  • Is there a strategic fit?
  • What challenges do we anticipate at this very preliminary level itself, to reach the revenue or profit goals that we have set out in our vision document?

Choose businesses that can create sustainable streams of businesses rather than creating point solutions.

Once we do this, a lot of ideas will drop out. This helps us to screen through a number of ideas and pick out what we think would be winners. I have used this approach not just in Applied Materials but in the manufacturing set up as well. Applied Materials is into semiconductor; capital equipment; services; flat panel display; solar products and services and spares. They are also into the sub-fab, which is basically basement equipment. They are into software which manages the entire fab.
With IBM, I have had experience in developing software products for businesses. I have designed and manufactured products for automotive and aerospace. Most of my experience has been in B2B, but this can work for B2C model too.
Create waves and wakes
When you ride a boat, you first create waves but you also create a large wake that is coming up at the back of it. It is not just one business opportunity that you can create with a business. The first business is the one that you are seeing in the front. The big tail at the back is a large opportunity. A sequence of businesses can be created behind the first business that goes through. Once you have created an opportunity and set up something with the customer, the way to scale and grow that and create multiple opportunities becomes easier than starting from scratch. So, choose businesses that can create sustainable streams of businesses rather than creating point solutions. If you solve one single problem for a customer without any further application beyond that, then it may not create waves and wakes–although it may bring in revenues.
Another lesson we learned, is to stop projects that are not promising.
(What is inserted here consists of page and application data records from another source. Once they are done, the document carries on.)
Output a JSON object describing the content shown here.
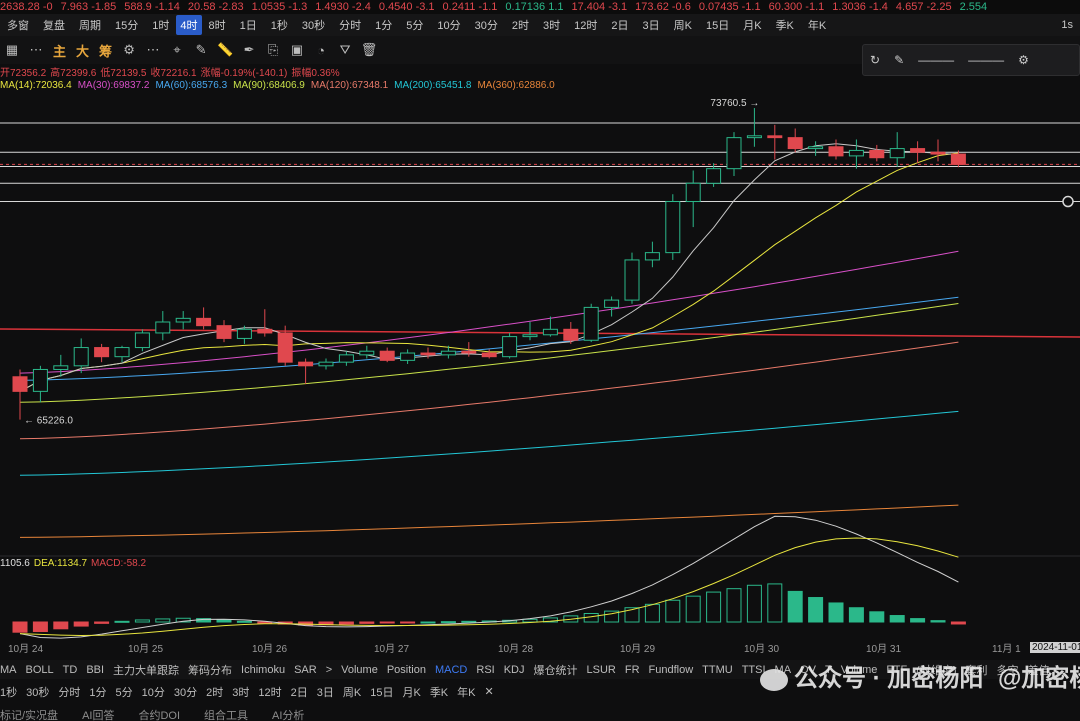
{
  "ticker": [
    {
      "text": "2638.28",
      "chg": "-0",
      "dir": "dn"
    },
    {
      "text": "7.963",
      "chg": "-1.85",
      "dir": "dn"
    },
    {
      "text": "588.9",
      "chg": "-1.14",
      "dir": "dn"
    },
    {
      "text": "20.58",
      "chg": "-2.83",
      "dir": "dn"
    },
    {
      "text": "1.0535",
      "chg": "-1.3",
      "dir": "dn"
    },
    {
      "text": "1.4930",
      "chg": "-2.4",
      "dir": "dn"
    },
    {
      "text": "0.4540",
      "chg": "-3.1",
      "dir": "dn"
    },
    {
      "text": "0.2411",
      "chg": "-1.1",
      "dir": "dn"
    },
    {
      "text": "0.17136",
      "chg": "1.1",
      "dir": "up"
    },
    {
      "text": "17.404",
      "chg": "-3.1",
      "dir": "dn"
    },
    {
      "text": "173.62",
      "chg": "-0.6",
      "dir": "dn"
    },
    {
      "text": "0.07435",
      "chg": "-1.1",
      "dir": "dn"
    },
    {
      "text": "60.300",
      "chg": "-1.1",
      "dir": "dn"
    },
    {
      "text": "1.3036",
      "chg": "-1.4",
      "dir": "dn"
    },
    {
      "text": "4.657",
      "chg": "-2.25",
      "dir": "dn"
    },
    {
      "text": "2.554",
      "chg": "",
      "dir": "up"
    }
  ],
  "toolbar1": {
    "items": [
      "多窗",
      "复盘",
      "周期",
      "15分",
      "1时",
      "4时",
      "8时",
      "1日",
      "1秒",
      "30秒",
      "分时",
      "1分",
      "5分",
      "10分",
      "30分",
      "2时",
      "3时",
      "12时",
      "2日",
      "3日",
      "周K",
      "15日",
      "月K",
      "季K",
      "年K"
    ],
    "active": "4时",
    "right": "1s"
  },
  "toolbar2": {
    "labels": [
      "主",
      "大",
      "筹"
    ],
    "icons": [
      "crosshair-icon",
      "pencil-icon",
      "ruler-icon",
      "pen-icon",
      "copy-icon",
      "image-icon",
      "magnet-icon",
      "filter-icon",
      "trash-icon"
    ]
  },
  "floatpanel": {
    "line1": "———",
    "line2": "———"
  },
  "ohlc": {
    "open": "开72356.2",
    "high": "高72399.6",
    "low": "低72139.5",
    "close": "收72216.1",
    "change": "涨幅-0.19%(-140.1)",
    "amplitude": "振幅0.36%"
  },
  "ma_legend": [
    {
      "label": "MA(14):72036.4",
      "color": "#e8e53f"
    },
    {
      "label": "MA(30):69837.2",
      "color": "#d850c8"
    },
    {
      "label": "MA(60):68576.3",
      "color": "#48a8f0"
    },
    {
      "label": "MA(90):68406.9",
      "color": "#c9e24a"
    },
    {
      "label": "MA(120):67348.1",
      "color": "#e87a6a"
    },
    {
      "label": "MA(200):65451.8",
      "color": "#23c7d6"
    },
    {
      "label": "MA(360):62886.0",
      "color": "#e8853a"
    }
  ],
  "annotations": {
    "high": "73760.5",
    "low": "← 65226.0"
  },
  "macd_legend": {
    "dif": "1105.6",
    "dea": "DEA:1134.7",
    "macd": "MACD:-58.2"
  },
  "time_axis": [
    "10月 24",
    "10月 25",
    "10月 26",
    "10月 27",
    "10月 28",
    "10月 29",
    "10月 30",
    "10月 31",
    "11月 1",
    "2024-11-01"
  ],
  "indicators": [
    "MA",
    "BOLL",
    "TD",
    "BBI",
    "主力大单跟踪",
    "筹码分布",
    "Ichimoku",
    "SAR",
    ">",
    "Volume",
    "Position",
    "MACD",
    "RSI",
    "KDJ",
    "爆仓统计",
    "LSUR",
    "FR",
    "Fundflow",
    "TTMU",
    "TTSI",
    "MA",
    "OV",
    "T",
    "Volume",
    "ETF",
    "(时维度)",
    "套利",
    "多空",
    "差值"
  ],
  "indicator_selected": "MACD",
  "timeframes": [
    "1秒",
    "30秒",
    "分时",
    "1分",
    "5分",
    "10分",
    "30分",
    "2时",
    "3时",
    "12时",
    "2日",
    "3日",
    "周K",
    "15日",
    "月K",
    "季K",
    "年K"
  ],
  "bottom_tabs": [
    "标记/实况盘",
    "AI回答",
    "合约DOI",
    "组合工具",
    "AI分析"
  ],
  "watermark": {
    "text1": "公众号 · 加密杨阳",
    "text2": "@加密杨阳"
  },
  "chart_data": {
    "type": "candlestick",
    "interval": "4时",
    "x": [
      "10-24 04",
      "10-24 08",
      "10-24 12",
      "10-24 16",
      "10-24 20",
      "10-25 00",
      "10-25 04",
      "10-25 08",
      "10-25 12",
      "10-25 16",
      "10-25 20",
      "10-26 00",
      "10-26 04",
      "10-26 08",
      "10-26 12",
      "10-26 16",
      "10-26 20",
      "10-27 00",
      "10-27 04",
      "10-27 08",
      "10-27 12",
      "10-27 16",
      "10-27 20",
      "10-28 00",
      "10-28 04",
      "10-28 08",
      "10-28 12",
      "10-28 16",
      "10-28 20",
      "10-29 00",
      "10-29 04",
      "10-29 08",
      "10-29 12",
      "10-29 16",
      "10-29 20",
      "10-30 00",
      "10-30 04",
      "10-30 08",
      "10-30 12",
      "10-30 16",
      "10-30 20",
      "10-31 00",
      "10-31 04",
      "10-31 08",
      "10-31 12",
      "10-31 16",
      "10-31 20"
    ],
    "candles": [
      [
        66400,
        66600,
        65226,
        66000
      ],
      [
        66000,
        66700,
        65700,
        66600
      ],
      [
        66600,
        67000,
        66400,
        66700
      ],
      [
        66700,
        67450,
        66500,
        67200
      ],
      [
        67200,
        67300,
        66800,
        66950
      ],
      [
        66950,
        67250,
        66800,
        67200
      ],
      [
        67200,
        67700,
        67100,
        67600
      ],
      [
        67600,
        68200,
        67400,
        67900
      ],
      [
        67900,
        68200,
        67700,
        68000
      ],
      [
        68000,
        68300,
        67700,
        67800
      ],
      [
        67800,
        67950,
        67350,
        67450
      ],
      [
        67450,
        67800,
        67300,
        67700
      ],
      [
        67700,
        68250,
        67500,
        67600
      ],
      [
        67600,
        67800,
        66700,
        66800
      ],
      [
        66800,
        66900,
        66200,
        66700
      ],
      [
        66700,
        66900,
        66600,
        66800
      ],
      [
        66800,
        67100,
        66700,
        67000
      ],
      [
        67000,
        67250,
        66900,
        67100
      ],
      [
        67100,
        67200,
        66800,
        66850
      ],
      [
        66850,
        67150,
        66750,
        67050
      ],
      [
        67050,
        67200,
        66900,
        67000
      ],
      [
        67000,
        67250,
        66900,
        67100
      ],
      [
        67100,
        67350,
        66950,
        67050
      ],
      [
        67050,
        67150,
        66900,
        66950
      ],
      [
        66950,
        67600,
        66900,
        67500
      ],
      [
        67500,
        67900,
        67400,
        67550
      ],
      [
        67550,
        68050,
        67500,
        67700
      ],
      [
        67700,
        67900,
        67300,
        67400
      ],
      [
        67400,
        68400,
        67350,
        68300
      ],
      [
        68300,
        68600,
        68050,
        68500
      ],
      [
        68500,
        69800,
        68400,
        69600
      ],
      [
        69600,
        70100,
        69400,
        69800
      ],
      [
        69800,
        71400,
        69600,
        71200
      ],
      [
        71200,
        72050,
        70500,
        71700
      ],
      [
        71700,
        72250,
        71600,
        72100
      ],
      [
        72100,
        73100,
        71900,
        72950
      ],
      [
        72950,
        73760.5,
        72700,
        73000
      ],
      [
        73000,
        73300,
        72350,
        72950
      ],
      [
        72950,
        73200,
        72550,
        72650
      ],
      [
        72650,
        72850,
        72450,
        72700
      ],
      [
        72700,
        72900,
        72350,
        72450
      ],
      [
        72450,
        72900,
        72100,
        72600
      ],
      [
        72600,
        72750,
        72300,
        72400
      ],
      [
        72400,
        73100,
        72150,
        72650
      ],
      [
        72650,
        72850,
        72250,
        72550
      ],
      [
        72550,
        72900,
        72300,
        72500
      ],
      [
        72500,
        72600,
        72139.5,
        72216.1
      ]
    ],
    "price_levels": [
      73350,
      72550,
      72160,
      71700,
      71200
    ],
    "red_level": 67600,
    "macd_hist": [
      -300,
      -280,
      -200,
      -120,
      -40,
      20,
      60,
      90,
      110,
      100,
      60,
      20,
      -20,
      -60,
      -90,
      -80,
      -60,
      -40,
      -20,
      -10,
      0,
      10,
      20,
      30,
      50,
      80,
      120,
      180,
      250,
      320,
      420,
      520,
      640,
      760,
      880,
      980,
      1080,
      1120,
      900,
      720,
      560,
      420,
      300,
      190,
      100,
      40,
      -58.2
    ]
  }
}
Cut your losses at the earliest so that you can move on to more exciting opportunities; pick the right opportunity or pivot and do what is right than continuing down a hole that doesn’t take us anyway.

Step 5: Segment the customers
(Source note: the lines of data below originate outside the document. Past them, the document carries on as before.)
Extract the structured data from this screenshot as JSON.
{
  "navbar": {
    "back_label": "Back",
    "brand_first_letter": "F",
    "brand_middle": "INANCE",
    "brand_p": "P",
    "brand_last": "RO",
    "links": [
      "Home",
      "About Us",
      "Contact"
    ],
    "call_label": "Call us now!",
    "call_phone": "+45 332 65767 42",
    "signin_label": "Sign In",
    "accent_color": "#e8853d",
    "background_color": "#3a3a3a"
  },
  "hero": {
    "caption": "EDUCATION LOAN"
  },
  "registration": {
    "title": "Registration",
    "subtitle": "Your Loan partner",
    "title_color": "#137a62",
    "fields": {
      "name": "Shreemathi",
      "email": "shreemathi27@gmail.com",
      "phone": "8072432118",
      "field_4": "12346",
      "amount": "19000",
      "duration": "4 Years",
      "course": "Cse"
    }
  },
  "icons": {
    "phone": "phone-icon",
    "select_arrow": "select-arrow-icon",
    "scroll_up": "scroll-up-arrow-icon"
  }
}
Segment your customers. Know who they are, what their needs are, how big they are and how big their spends are. This varies between B2B and B2C.
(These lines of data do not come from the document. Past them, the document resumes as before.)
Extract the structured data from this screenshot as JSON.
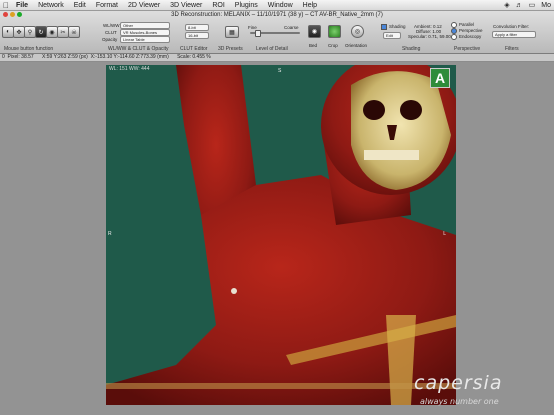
{
  "menubar": {
    "apple_icon": "apple-icon",
    "items": [
      "File",
      "Network",
      "Edit",
      "Format",
      "2D Viewer",
      "3D Viewer",
      "ROI",
      "Plugins",
      "Window",
      "Help"
    ],
    "right_status": "Mo"
  },
  "window": {
    "title": "3D Reconstruction: MELANIX – 11/10/1971 (38 y) – CT AV-BR_Native_2mm (7)"
  },
  "toolbar": {
    "mouse_caption": "Mouse button function",
    "wlww_caption": "WL/WW & CLUT & Opacity",
    "clut_editor_caption": "CLUT Editor",
    "presets_caption": "3D Presets",
    "lod_caption": "Level of Detail",
    "bed_label": "Bed",
    "crop_label": "Crop",
    "orientation_label": "Orientation",
    "shading_caption": "Shading",
    "perspective_caption": "Perspective",
    "filters_caption": "Filters",
    "wlww_label": "WL/WW",
    "wlww_value": "Other",
    "clut_label": "CLUT",
    "clut_value": "VR Muscles-Bones",
    "opacity_label": "Opacity",
    "opacity_value": "Linear Table",
    "bit1": "8-bit",
    "bit2": "16-bit",
    "lod_fine": "Fine",
    "lod_coarse": "Coarse",
    "shading_label": "Shading",
    "edit_label": "Edit",
    "ambient": "Ambient: 0.12",
    "diffuse": "Diffuse: 1.00",
    "specular": "Specular: 0.71, 59.00",
    "persp_parallel": "Parallel",
    "persp_perspective": "Perspective",
    "persp_endoscopy": "Endoscopy",
    "convolution_label": "Convolution Filter:",
    "apply_filter": "Apply a filter"
  },
  "status": {
    "text": "0  Pixel: 38.57      X:59 Y:263 Z:59 (px)  X:-153.10 Y:-114.60 Z:773.39 (mm)      Scale: 0.455 %"
  },
  "viewport": {
    "wlww_overlay": "WL: 151 WW: 444",
    "top_marker": "S",
    "left_marker": "R",
    "right_marker": "L",
    "orientation_cube": "A",
    "colors": {
      "background": "#1f5a4a",
      "tissue": "#8e1a14",
      "bone": "#d9c98c"
    }
  },
  "watermark": {
    "brand": "capersia",
    "tagline": "always number one"
  }
}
I had a person reach out to me who said that he wanted to get into telematics space and that it can be used in marketing in segment A, B and C, for insurance, individuals, OEMs and so on. The point is, each of these is a different segment. The problem you are trying to solve for them will be different. The needs and regulations for different market segments are different. In the semiconductor, we could segment the market based on the lifecycle of fabs. We can segment based on what is on the top of the fab or below the fab. It could depend on the size of the chips that they are producing. Once the segmentation is complete, choose the one that makes the most sense for your specific application.
Step 6: Identify the target segment
Listen to the customer. I can’t overemphasize on this. I failed a lot because the voice of the customer was not clearly understood. You may have a nice technology and a good market but the customer may not be ready to pay for that product or service at that point. Maybe you are too early for the market. It does not mean the idea is bad.
Follow Porter’s Five Forces model (Competition, Potential Entrants, Suppliers, Customers and Substitutes). Combine all these with your core capabilities.
Rank the various segments that you could pursue; it is quite easy to figure out the most attractive segment. Then, develop a roadmap for the products and services that you would like to build for each of these, and prepare a detailed business plan.
The next step is raising funds. If you have thought through all these things, answering your investors, pitching and raising funds become a lot easier. Of course, that is just the beginning. Then follow a very detailed stage wise product development process. The stages can help you to redirect or change strategy as required.